    How to develop an effective EVP?

    Defining your EVP starts with considering your organization’s vision, mission, business strategy, objectives, and plans. This sets the foundation to define the required organizational capabilities and desired culture/values to deliver on your business strategy. The development of the Human Capital Strategy will identify the actions required to build the right organizational capabilities and close the related gaps for the organization to be successful as a business.

    With this information, you can now develop your EVP/Employment Deal.


    Once you have your EVP, what comes next?

    Implementing your EVP can be done in four easy steps:

    1. Communicate your EVP: Once you have developed your EVP, it’s important to communicate it effectively to current and potential employees. You can do this through job postings, social media, your website, employee referral programs, and other channels.

    2. Align your organization: To ensure your EVP is implemented effectively, you need to make sure it is aligned with the organization’s values and mission. This includes informing and training managers and employees on the EVP and incorporating its elements into key HR programs such as performance management and leadership development.

    3. Measure the effectiveness of your EVP: To ensure your EVP is meeting its goals, you need to regularly measure its effectiveness. This can be done through employee surveys and other feedback mechanisms to understand how well your employees are responding to your EVP.

    4. Continuously improve your EVP: Finally, it’s important to continuously improve your EVP based on feedback from employees, your business strategy, and changes in the job market. This can involve adjustments to compensation and benefits packages, offering new training and development opportunities, or updating your work culture to better align with employee needs.

    Having a well-defined Employee Value Proposition is crucial for organizations looking to attract, engage, and retain top talent. By defining and communicating an organization’s unique “Fair Deal” to employees and potential candidates, organizations can differentiate themselves from competitors, build a strong employer brand, and attract employees who are the best fit for their culture and goals. Additionally, by keeping employees engaged and motivated, organizations can improve job satisfaction and productivity and reduce turnover rates.

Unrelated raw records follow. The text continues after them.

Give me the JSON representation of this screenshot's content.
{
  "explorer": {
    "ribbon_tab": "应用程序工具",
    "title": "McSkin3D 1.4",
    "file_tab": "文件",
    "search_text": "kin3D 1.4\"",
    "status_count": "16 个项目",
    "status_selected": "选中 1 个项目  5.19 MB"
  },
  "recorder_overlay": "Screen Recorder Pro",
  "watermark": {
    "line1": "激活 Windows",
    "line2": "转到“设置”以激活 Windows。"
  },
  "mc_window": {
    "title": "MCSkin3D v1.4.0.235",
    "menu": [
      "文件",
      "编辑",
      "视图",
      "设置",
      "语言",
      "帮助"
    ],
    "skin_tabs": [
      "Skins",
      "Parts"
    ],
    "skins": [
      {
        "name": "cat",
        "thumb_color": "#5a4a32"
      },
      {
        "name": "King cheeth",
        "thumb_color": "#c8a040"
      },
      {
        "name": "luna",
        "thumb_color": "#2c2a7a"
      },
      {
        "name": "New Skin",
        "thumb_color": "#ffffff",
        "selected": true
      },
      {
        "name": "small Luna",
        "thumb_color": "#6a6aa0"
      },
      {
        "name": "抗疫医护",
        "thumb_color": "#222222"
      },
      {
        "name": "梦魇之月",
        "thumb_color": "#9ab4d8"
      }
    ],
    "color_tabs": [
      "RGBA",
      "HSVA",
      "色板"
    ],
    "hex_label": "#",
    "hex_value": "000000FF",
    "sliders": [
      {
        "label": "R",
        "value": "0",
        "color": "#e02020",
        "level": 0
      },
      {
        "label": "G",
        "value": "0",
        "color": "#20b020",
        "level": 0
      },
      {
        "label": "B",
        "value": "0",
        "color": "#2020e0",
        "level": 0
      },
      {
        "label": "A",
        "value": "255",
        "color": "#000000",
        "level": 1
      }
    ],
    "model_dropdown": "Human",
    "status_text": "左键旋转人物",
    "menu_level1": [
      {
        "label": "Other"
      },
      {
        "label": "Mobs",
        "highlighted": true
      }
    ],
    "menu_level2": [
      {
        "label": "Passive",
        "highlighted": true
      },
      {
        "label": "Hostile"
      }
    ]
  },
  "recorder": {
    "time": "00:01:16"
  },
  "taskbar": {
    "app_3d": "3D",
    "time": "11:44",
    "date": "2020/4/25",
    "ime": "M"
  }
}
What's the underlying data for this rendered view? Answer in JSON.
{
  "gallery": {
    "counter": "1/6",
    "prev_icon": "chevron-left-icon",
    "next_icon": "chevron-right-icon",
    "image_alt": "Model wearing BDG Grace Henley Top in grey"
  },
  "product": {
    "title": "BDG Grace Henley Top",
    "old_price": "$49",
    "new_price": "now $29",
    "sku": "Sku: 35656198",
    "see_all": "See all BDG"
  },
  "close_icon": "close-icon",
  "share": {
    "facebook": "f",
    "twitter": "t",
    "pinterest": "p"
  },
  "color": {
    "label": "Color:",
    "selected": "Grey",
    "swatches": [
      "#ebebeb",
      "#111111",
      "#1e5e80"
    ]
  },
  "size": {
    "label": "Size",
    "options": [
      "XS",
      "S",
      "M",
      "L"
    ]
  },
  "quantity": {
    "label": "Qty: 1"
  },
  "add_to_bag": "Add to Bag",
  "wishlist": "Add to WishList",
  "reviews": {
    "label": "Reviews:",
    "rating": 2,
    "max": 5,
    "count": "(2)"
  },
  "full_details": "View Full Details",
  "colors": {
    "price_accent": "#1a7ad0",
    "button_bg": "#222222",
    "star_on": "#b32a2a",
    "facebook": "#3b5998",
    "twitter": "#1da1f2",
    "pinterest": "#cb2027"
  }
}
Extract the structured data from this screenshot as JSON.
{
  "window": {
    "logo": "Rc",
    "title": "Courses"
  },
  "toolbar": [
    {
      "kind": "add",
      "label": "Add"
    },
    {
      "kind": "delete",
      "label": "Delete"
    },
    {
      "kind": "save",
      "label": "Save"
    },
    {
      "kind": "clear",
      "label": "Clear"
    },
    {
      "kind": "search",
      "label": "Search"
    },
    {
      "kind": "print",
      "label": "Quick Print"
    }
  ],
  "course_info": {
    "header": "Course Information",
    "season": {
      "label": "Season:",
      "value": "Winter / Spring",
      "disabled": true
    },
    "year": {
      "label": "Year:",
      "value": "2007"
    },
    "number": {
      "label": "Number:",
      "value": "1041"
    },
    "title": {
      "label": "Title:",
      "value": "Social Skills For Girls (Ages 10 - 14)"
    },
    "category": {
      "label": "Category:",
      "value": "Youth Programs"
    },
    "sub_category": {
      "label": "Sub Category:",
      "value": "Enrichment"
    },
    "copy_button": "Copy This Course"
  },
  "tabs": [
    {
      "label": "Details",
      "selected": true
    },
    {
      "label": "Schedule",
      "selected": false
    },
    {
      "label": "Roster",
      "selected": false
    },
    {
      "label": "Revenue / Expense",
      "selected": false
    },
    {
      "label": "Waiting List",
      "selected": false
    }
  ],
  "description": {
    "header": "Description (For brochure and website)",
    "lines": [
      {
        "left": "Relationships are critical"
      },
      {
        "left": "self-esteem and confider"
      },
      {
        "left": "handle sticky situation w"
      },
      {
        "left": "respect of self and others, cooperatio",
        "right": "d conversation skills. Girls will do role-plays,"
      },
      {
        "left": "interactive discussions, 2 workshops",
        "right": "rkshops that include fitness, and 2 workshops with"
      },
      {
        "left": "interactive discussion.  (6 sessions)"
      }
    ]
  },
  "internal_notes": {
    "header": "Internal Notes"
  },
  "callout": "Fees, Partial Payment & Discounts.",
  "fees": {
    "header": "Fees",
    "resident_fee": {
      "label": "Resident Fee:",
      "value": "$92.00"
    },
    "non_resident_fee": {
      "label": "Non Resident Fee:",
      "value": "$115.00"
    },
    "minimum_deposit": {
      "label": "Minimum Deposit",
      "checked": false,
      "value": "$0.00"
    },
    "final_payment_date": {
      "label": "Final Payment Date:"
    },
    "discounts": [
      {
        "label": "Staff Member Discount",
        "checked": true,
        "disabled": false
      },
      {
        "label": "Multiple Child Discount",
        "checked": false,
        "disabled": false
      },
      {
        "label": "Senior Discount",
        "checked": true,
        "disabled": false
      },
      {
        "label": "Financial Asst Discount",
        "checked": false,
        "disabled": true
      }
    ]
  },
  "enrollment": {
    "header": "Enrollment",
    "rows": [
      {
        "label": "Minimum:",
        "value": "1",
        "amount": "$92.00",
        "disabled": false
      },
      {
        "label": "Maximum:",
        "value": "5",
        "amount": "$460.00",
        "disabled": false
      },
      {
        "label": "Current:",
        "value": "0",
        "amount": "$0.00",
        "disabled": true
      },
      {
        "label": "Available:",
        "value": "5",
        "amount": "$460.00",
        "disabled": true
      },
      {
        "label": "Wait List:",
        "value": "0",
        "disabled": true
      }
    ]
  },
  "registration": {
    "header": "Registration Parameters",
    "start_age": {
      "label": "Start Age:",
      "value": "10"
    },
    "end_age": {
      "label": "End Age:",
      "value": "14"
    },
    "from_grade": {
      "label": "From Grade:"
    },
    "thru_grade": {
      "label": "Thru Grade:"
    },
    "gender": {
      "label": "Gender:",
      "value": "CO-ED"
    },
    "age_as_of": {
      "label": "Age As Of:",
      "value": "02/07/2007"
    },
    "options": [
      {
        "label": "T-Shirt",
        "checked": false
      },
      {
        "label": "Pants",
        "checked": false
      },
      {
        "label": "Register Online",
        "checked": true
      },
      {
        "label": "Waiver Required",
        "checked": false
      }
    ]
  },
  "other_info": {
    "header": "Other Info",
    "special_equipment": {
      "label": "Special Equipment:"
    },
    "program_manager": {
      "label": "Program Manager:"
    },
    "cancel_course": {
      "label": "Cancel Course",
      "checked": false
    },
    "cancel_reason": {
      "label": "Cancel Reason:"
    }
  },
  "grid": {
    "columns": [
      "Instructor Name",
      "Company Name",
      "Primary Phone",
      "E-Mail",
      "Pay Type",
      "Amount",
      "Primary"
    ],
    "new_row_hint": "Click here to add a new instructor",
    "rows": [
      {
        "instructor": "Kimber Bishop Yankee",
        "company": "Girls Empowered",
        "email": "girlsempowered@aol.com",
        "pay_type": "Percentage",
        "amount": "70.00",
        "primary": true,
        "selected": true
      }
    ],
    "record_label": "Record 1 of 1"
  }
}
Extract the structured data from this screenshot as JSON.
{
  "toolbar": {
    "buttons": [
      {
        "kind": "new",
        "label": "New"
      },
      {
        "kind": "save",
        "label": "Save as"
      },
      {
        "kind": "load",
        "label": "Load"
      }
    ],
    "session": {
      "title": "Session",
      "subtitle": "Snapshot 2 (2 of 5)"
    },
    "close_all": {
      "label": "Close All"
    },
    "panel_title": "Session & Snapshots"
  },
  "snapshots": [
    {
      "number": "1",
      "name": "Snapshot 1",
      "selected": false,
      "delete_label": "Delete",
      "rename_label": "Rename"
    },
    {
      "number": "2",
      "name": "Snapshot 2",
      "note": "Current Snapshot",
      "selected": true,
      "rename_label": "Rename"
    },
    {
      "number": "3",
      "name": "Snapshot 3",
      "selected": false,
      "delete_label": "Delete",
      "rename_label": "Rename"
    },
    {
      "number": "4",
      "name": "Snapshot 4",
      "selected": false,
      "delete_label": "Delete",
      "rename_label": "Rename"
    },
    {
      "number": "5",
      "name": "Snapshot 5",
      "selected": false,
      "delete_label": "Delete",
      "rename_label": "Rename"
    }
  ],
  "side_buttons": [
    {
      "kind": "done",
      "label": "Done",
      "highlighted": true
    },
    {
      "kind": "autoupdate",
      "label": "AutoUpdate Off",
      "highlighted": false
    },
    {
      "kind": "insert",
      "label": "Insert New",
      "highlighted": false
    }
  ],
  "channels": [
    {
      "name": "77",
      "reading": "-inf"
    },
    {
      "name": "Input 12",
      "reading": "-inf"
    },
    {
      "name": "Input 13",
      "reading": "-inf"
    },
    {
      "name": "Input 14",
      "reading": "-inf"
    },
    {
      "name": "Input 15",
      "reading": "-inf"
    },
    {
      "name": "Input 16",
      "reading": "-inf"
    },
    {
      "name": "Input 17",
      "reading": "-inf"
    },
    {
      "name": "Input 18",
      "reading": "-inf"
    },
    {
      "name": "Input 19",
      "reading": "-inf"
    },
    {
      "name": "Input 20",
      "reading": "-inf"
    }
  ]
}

    Is your organization's EVP strong enough to stand out in today's competitive landscape? If you're unsure about the strength of your EVP or looking to enhance it, contact Stratford today. Let's work together to build an EVP that truly resonates with your workforce and sets your company apart. Let’s talk.


    About the Author

    Pierre Cote Pierre Cote is Stratford’s Interim and Virtual HR Services practice leader. He is a results-driven Human Resources professional with more than 25 years of progressive HR experience. Pierre brings a strong background in helping organizations effectively use human capital to maximize business outcomes. As a trusted HR leader, he has successfully advised clients in managing human resource requirements of rapidly evolving organizations through a significant change where being innovative, nimble, and most importantly responsive to growing business needs is key in delivering value.